Terry Walsh, managing director of Cisco Systems' Australia/NZ, outlined the shift occurring in the Australian channel, driven by the Internet economy. "There are a whole range of issues corporate Australia is trying to come to grips with that present opportunities for channel partners," he said.
"The channel used to be someone who said well Cisco sells routers and somebody else sells hubs and what we have is the skills to take those components and actually work. But the industry has consolidated and connecting the router to the switch has now become Cisco's responsibility. It's no longer about making the network work, it's about tying the network into the applications, and the applications into the business process, giving employees access to data so they can make good decisions without impacting my balance sheets.

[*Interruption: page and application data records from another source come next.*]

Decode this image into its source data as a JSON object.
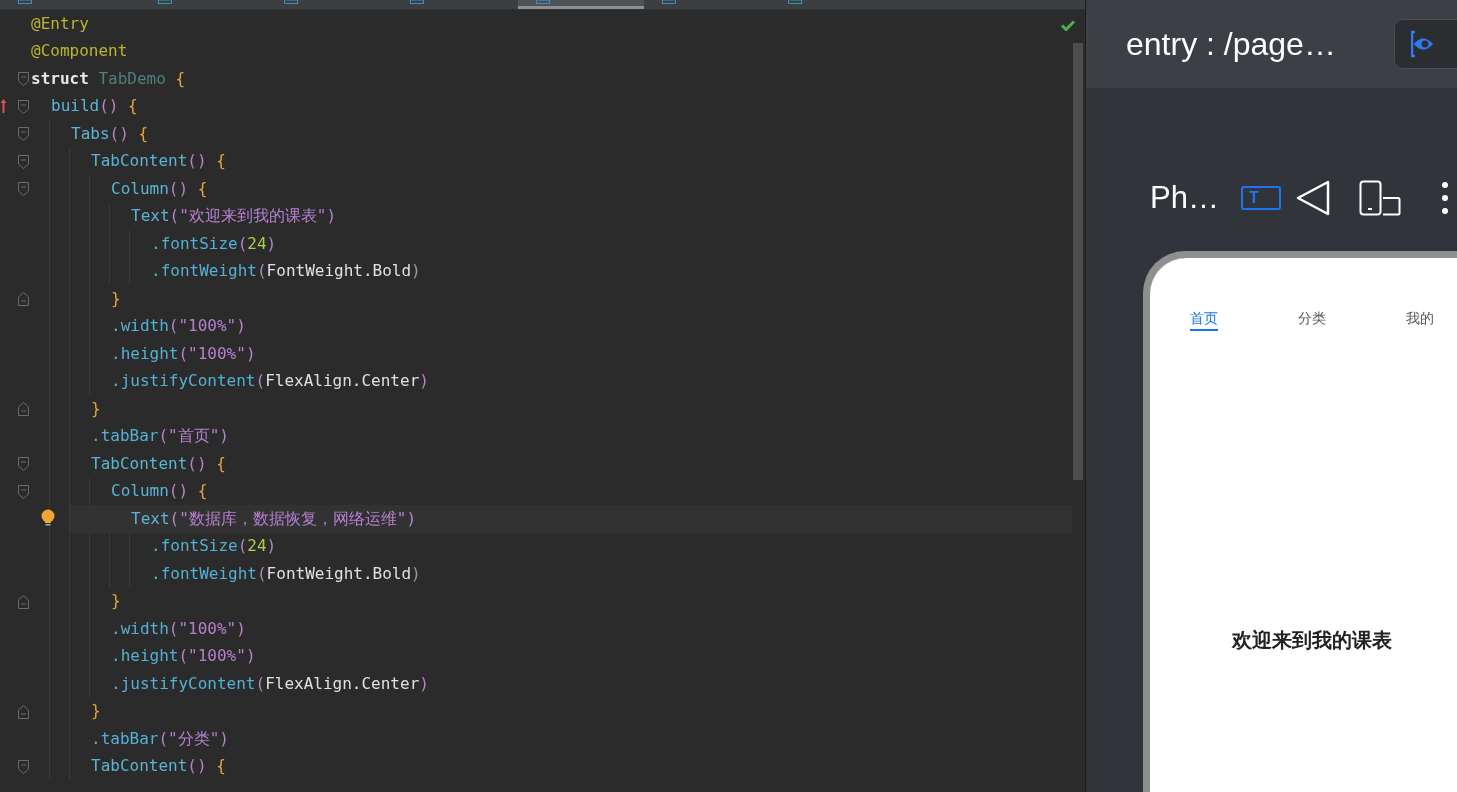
{
  "editor": {
    "tabs": [
      {
        "selected": false
      },
      {
        "selected": false
      },
      {
        "selected": false
      },
      {
        "selected": false
      },
      {
        "selected": true
      },
      {
        "selected": false
      },
      {
        "selected": false
      }
    ],
    "lines": [
      {
        "fold_start": false,
        "fold_end": false,
        "override": false,
        "bulb": false,
        "current": false,
        "tokens": [
          {
            "kind": "annotation",
            "text": "@Entry"
          }
        ]
      },
      {
        "fold_start": false,
        "fold_end": false,
        "override": false,
        "bulb": false,
        "current": false,
        "tokens": [
          {
            "kind": "annotation",
            "text": "@Component"
          }
        ]
      },
      {
        "fold_start": true,
        "fold_end": false,
        "override": false,
        "bulb": false,
        "current": false,
        "tokens": [
          {
            "kind": "keyword",
            "text": "struct"
          },
          {
            "kind": "classname",
            "text": " TabDemo"
          },
          {
            "kind": "brace",
            "text": " {"
          }
        ],
        "children": [
          {
            "fold_start": true,
            "fold_end": false,
            "override": true,
            "bulb": false,
            "current": false,
            "tokens": [
              {
                "kind": "func",
                "text": "build"
              },
              {
                "kind": "paren",
                "text": "()"
              },
              {
                "kind": "brace",
                "text": " {"
              }
            ],
            "children": [
              {
                "fold_start": true,
                "fold_end": false,
                "override": false,
                "bulb": false,
                "current": false,
                "tokens": [
                  {
                    "kind": "func",
                    "text": "Tabs"
                  },
                  {
                    "kind": "paren",
                    "text": "()"
                  },
                  {
                    "kind": "brace",
                    "text": " {"
                  }
                ],
                "children": [
                  {
                    "fold_start": true,
                    "fold_end": false,
                    "override": false,
                    "bulb": false,
                    "current": false,
                    "tokens": [
                      {
                        "kind": "func",
                        "text": "TabContent"
                      },
                      {
                        "kind": "paren",
                        "text": "()"
                      },
                      {
                        "kind": "brace",
                        "text": " {"
                      }
                    ],
                    "children": [
                      {
                        "fold_start": true,
                        "fold_end": false,
                        "override": false,
                        "bulb": false,
                        "current": false,
                        "tokens": [
                          {
                            "kind": "func",
                            "text": "Column"
                          },
                          {
                            "kind": "paren",
                            "text": "()"
                          },
                          {
                            "kind": "brace",
                            "text": " {"
                          }
                        ],
                        "children": [
                          {
                            "fold_start": false,
                            "fold_end": false,
                            "override": false,
                            "bulb": false,
                            "current": false,
                            "tokens": [
                              {
                                "kind": "func",
                                "text": "Text"
                              },
                              {
                                "kind": "paren",
                                "text": "("
                              },
                              {
                                "kind": "string",
                                "text": "\"欢迎来到我的课表\""
                              },
                              {
                                "kind": "paren",
                                "text": ")"
                              }
                            ],
                            "children": [
                              {
                                "fold_start": false,
                                "fold_end": false,
                                "override": false,
                                "bulb": false,
                                "current": false,
                                "tokens": [
                                  {
                                    "kind": "method",
                                    "text": ".fontSize"
                                  },
                                  {
                                    "kind": "paren",
                                    "text": "("
                                  },
                                  {
                                    "kind": "number",
                                    "text": "24"
                                  },
                                  {
                                    "kind": "paren",
                                    "text": ")"
                                  }
                                ]
                              },
                              {
                                "fold_start": false,
                                "fold_end": false,
                                "override": false,
                                "bulb": false,
                                "current": false,
                                "tokens": [
                                  {
                                    "kind": "method",
                                    "text": ".fontWeight"
                                  },
                                  {
                                    "kind": "paren",
                                    "text": "("
                                  },
                                  {
                                    "kind": "plain",
                                    "text": "FontWeight.Bold"
                                  },
                                  {
                                    "kind": "paren",
                                    "text": ")"
                                  }
                                ]
                              }
                            ]
                          }
                        ]
                      },
                      {
                        "fold_start": false,
                        "fold_end": true,
                        "override": false,
                        "bulb": false,
                        "current": false,
                        "tokens": [
                          {
                            "kind": "brace",
                            "text": "}"
                          }
                        ]
                      },
                      {
                        "fold_start": false,
                        "fold_end": false,
                        "override": false,
                        "bulb": false,
                        "current": false,
                        "tokens": [
                          {
                            "kind": "method",
                            "text": ".width"
                          },
                          {
                            "kind": "paren",
                            "text": "("
                          },
                          {
                            "kind": "string",
                            "text": "\"100%\""
                          },
                          {
                            "kind": "paren",
                            "text": ")"
                          }
                        ]
                      },
                      {
                        "fold_start": false,
                        "fold_end": false,
                        "override": false,
                        "bulb": false,
                        "current": false,
                        "tokens": [
                          {
                            "kind": "method",
                            "text": ".height"
                          },
                          {
                            "kind": "paren",
                            "text": "("
                          },
                          {
                            "kind": "string",
                            "text": "\"100%\""
                          },
                          {
                            "kind": "paren",
                            "text": ")"
                          }
                        ]
                      },
                      {
                        "fold_start": false,
                        "fold_end": false,
                        "override": false,
                        "bulb": false,
                        "current": false,
                        "tokens": [
                          {
                            "kind": "method",
                            "text": ".justifyContent"
                          },
                          {
                            "kind": "paren",
                            "text": "("
                          },
                          {
                            "kind": "plain",
                            "text": "FlexAlign.Center"
                          },
                          {
                            "kind": "paren",
                            "text": ")"
                          }
                        ]
                      }
                    ]
                  },
                  {
                    "fold_start": false,
                    "fold_end": true,
                    "override": false,
                    "bulb": false,
                    "current": false,
                    "tokens": [
                      {
                        "kind": "brace",
                        "text": "}"
                      }
                    ]
                  },
                  {
                    "fold_start": false,
                    "fold_end": false,
                    "override": false,
                    "bulb": false,
                    "current": false,
                    "tokens": [
                      {
                        "kind": "method",
                        "text": ".tabBar"
                      },
                      {
                        "kind": "paren",
                        "text": "("
                      },
                      {
                        "kind": "string",
                        "text": "\"首页\""
                      },
                      {
                        "kind": "paren",
                        "text": ")"
                      }
                    ]
                  },
                  {
                    "fold_start": true,
                    "fold_end": false,
                    "override": false,
                    "bulb": false,
                    "current": false,
                    "tokens": [
                      {
                        "kind": "func",
                        "text": "TabContent"
                      },
                      {
                        "kind": "paren",
                        "text": "()"
                      },
                      {
                        "kind": "brace",
                        "text": " {"
                      }
                    ],
                    "children": [
                      {
                        "fold_start": true,
                        "fold_end": false,
                        "override": false,
                        "bulb": false,
                        "current": false,
                        "tokens": [
                          {
                            "kind": "func",
                            "text": "Column"
                          },
                          {
                            "kind": "paren",
                            "text": "()"
                          },
                          {
                            "kind": "brace",
                            "text": " {"
                          }
                        ],
                        "children": [
                          {
                            "fold_start": false,
                            "fold_end": false,
                            "override": false,
                            "bulb": true,
                            "current": true,
                            "tokens": [
                              {
                                "kind": "func",
                                "text": "Text"
                              },
                              {
                                "kind": "paren",
                                "text": "("
                              },
                              {
                                "kind": "string",
                                "text": "\"数据库，数据恢复，网络运维\""
                              },
                              {
                                "kind": "paren",
                                "text": ")"
                              }
                            ],
                            "children": [
                              {
                                "fold_start": false,
                                "fold_end": false,
                                "override": false,
                                "bulb": false,
                                "current": false,
                                "tokens": [
                                  {
                                    "kind": "method",
                                    "text": ".fontSize"
                                  },
                                  {
                                    "kind": "paren",
                                    "text": "("
                                  },
                                  {
                                    "kind": "number",
                                    "text": "24"
                                  },
                                  {
                                    "kind": "paren",
                                    "text": ")"
                                  }
                                ]
                              },
                              {
                                "fold_start": false,
                                "fold_end": false,
                                "override": false,
                                "bulb": false,
                                "current": false,
                                "tokens": [
                                  {
                                    "kind": "method",
                                    "text": ".fontWeight"
                                  },
                                  {
                                    "kind": "paren",
                                    "text": "("
                                  },
                                  {
                                    "kind": "plain",
                                    "text": "FontWeight.Bold"
                                  },
                                  {
                                    "kind": "paren",
                                    "text": ")"
                                  }
                                ]
                              }
                            ]
                          }
                        ]
                      },
                      {
                        "fold_start": false,
                        "fold_end": true,
                        "override": false,
                        "bulb": false,
                        "current": false,
                        "tokens": [
                          {
                            "kind": "brace",
                            "text": "}"
                          }
                        ]
                      },
                      {
                        "fold_start": false,
                        "fold_end": false,
                        "override": false,
                        "bulb": false,
                        "current": false,
                        "tokens": [
                          {
                            "kind": "method",
                            "text": ".width"
                          },
                          {
                            "kind": "paren",
                            "text": "("
                          },
                          {
                            "kind": "string",
                            "text": "\"100%\""
                          },
                          {
                            "kind": "paren",
                            "text": ")"
                          }
                        ]
                      },
                      {
                        "fold_start": false,
                        "fold_end": false,
                        "override": false,
                        "bulb": false,
                        "current": false,
                        "tokens": [
                          {
                            "kind": "method",
                            "text": ".height"
                          },
                          {
                            "kind": "paren",
                            "text": "("
                          },
                          {
                            "kind": "string",
                            "text": "\"100%\""
                          },
                          {
                            "kind": "paren",
                            "text": ")"
                          }
                        ]
                      },
                      {
                        "fold_start": false,
                        "fold_end": false,
                        "override": false,
                        "bulb": false,
                        "current": false,
                        "tokens": [
                          {
                            "kind": "method",
                            "text": ".justifyContent"
                          },
                          {
                            "kind": "paren",
                            "text": "("
                          },
                          {
                            "kind": "plain",
                            "text": "FlexAlign.Center"
                          },
                          {
                            "kind": "paren",
                            "text": ")"
                          }
                        ]
                      }
                    ]
                  },
                  {
                    "fold_start": false,
                    "fold_end": true,
                    "override": false,
                    "bulb": false,
                    "current": false,
                    "tokens": [
                      {
                        "kind": "brace",
                        "text": "}"
                      }
                    ]
                  },
                  {
                    "fold_start": false,
                    "fold_end": false,
                    "override": false,
                    "bulb": false,
                    "current": false,
                    "tokens": [
                      {
                        "kind": "method",
                        "text": ".tabBar"
                      },
                      {
                        "kind": "paren",
                        "text": "("
                      },
                      {
                        "kind": "string",
                        "text": "\"分类\""
                      },
                      {
                        "kind": "paren",
                        "text": ")"
                      }
                    ]
                  },
                  {
                    "fold_start": true,
                    "fold_end": false,
                    "override": false,
                    "bulb": false,
                    "current": false,
                    "tokens": [
                      {
                        "kind": "func",
                        "text": "TabContent"
                      },
                      {
                        "kind": "paren",
                        "text": "()"
                      },
                      {
                        "kind": "brace",
                        "text": " {"
                      }
                    ]
                  }
                ]
              }
            ]
          }
        ]
      }
    ]
  },
  "preview": {
    "title": "entry : /page…",
    "device": "Ph…",
    "text_tool": "T",
    "phone": {
      "tabs": [
        {
          "label": "首页",
          "selected": true
        },
        {
          "label": "分类",
          "selected": false
        },
        {
          "label": "我的",
          "selected": false
        }
      ],
      "content": "欢迎来到我的课表"
    }
  }
}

"There is still a healthy business for them making margins on reselling products but most of the healthy channel partners have very strong business streams outside of the simple margin-line product model. I think a lot for them is changing and as long as they are paying attention there's a chance they can do extremely well."
Walsh added that while the falling Australian dollar has knocked his sales percentages down significantly, it has brought some focus to the impact of the Internet economy on nations and their economic prosperity.
"We have a future that could involve us being an entire nation of branches of multinationals with no Australian businesses if we don't move on this fairly quickly," he said. "Just counting the number of people connected to the Internet and calling ourselves world leaders is no longer enough."
Walsh also believes the cost of bandwidth in the service provider space, up to 20 times more than the US, is crippling Australian businesses trying to compete in the global market place. But with a significant stake in the carrier market in the IP domain and recent deals struck with Telstra and PowerTel, Cisco's push for deregulation of the telco infrastructure and broadband access could seem a little self interested.